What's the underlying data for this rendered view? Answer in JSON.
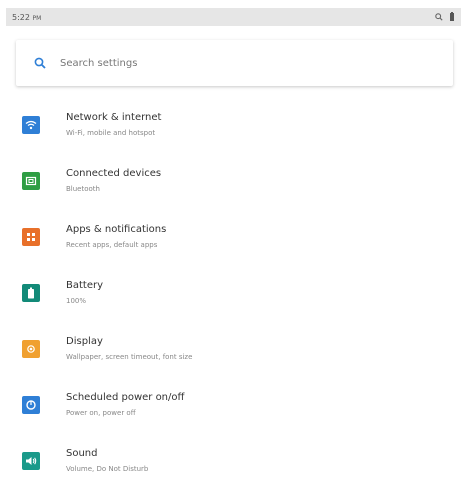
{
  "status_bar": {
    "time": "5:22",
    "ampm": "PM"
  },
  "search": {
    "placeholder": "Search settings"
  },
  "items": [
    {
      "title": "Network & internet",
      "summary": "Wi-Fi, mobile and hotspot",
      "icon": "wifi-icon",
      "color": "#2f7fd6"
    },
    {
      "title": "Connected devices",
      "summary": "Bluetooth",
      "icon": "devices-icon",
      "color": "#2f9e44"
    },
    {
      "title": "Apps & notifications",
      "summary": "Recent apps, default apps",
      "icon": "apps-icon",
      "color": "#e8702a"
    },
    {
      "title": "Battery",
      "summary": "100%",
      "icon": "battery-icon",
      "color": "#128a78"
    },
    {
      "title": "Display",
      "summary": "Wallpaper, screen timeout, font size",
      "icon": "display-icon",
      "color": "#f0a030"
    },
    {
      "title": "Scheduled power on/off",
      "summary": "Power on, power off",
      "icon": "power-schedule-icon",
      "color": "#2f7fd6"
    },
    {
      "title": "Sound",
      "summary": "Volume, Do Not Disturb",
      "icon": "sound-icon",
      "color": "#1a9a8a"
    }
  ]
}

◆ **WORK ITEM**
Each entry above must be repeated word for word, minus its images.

◆ **FINISHED TASK**
What's the underlying data for this rendered view? Answer in JSON.
{
  "status_bar": {
    "time": "5:22",
    "ampm": "PM"
  },
  "search": {
    "placeholder": "Search settings"
  },
  "items": [
    {
      "title": "Network & internet",
      "summary": "Wi-Fi, mobile and hotspot",
      "icon": "wifi-icon",
      "color": "#2f7fd6"
    },
    {
      "title": "Connected devices",
      "summary": "Bluetooth",
      "icon": "devices-icon",
      "color": "#2f9e44"
    },
    {
      "title": "Apps & notifications",
      "summary": "Recent apps, default apps",
      "icon": "apps-icon",
      "color": "#e8702a"
    },
    {
      "title": "Battery",
      "summary": "100%",
      "icon": "battery-icon",
      "color": "#128a78"
    },
    {
      "title": "Display",
      "summary": "Wallpaper, screen timeout, font size",
      "icon": "display-icon",
      "color": "#f0a030"
    },
    {
      "title": "Scheduled power on/off",
      "summary": "Power on, power off",
      "icon": "power-schedule-icon",
      "color": "#2f7fd6"
    },
    {
      "title": "Sound",
      "summary": "Volume, Do Not Disturb",
      "icon": "sound-icon",
      "color": "#1a9a8a"
    }
  ]
}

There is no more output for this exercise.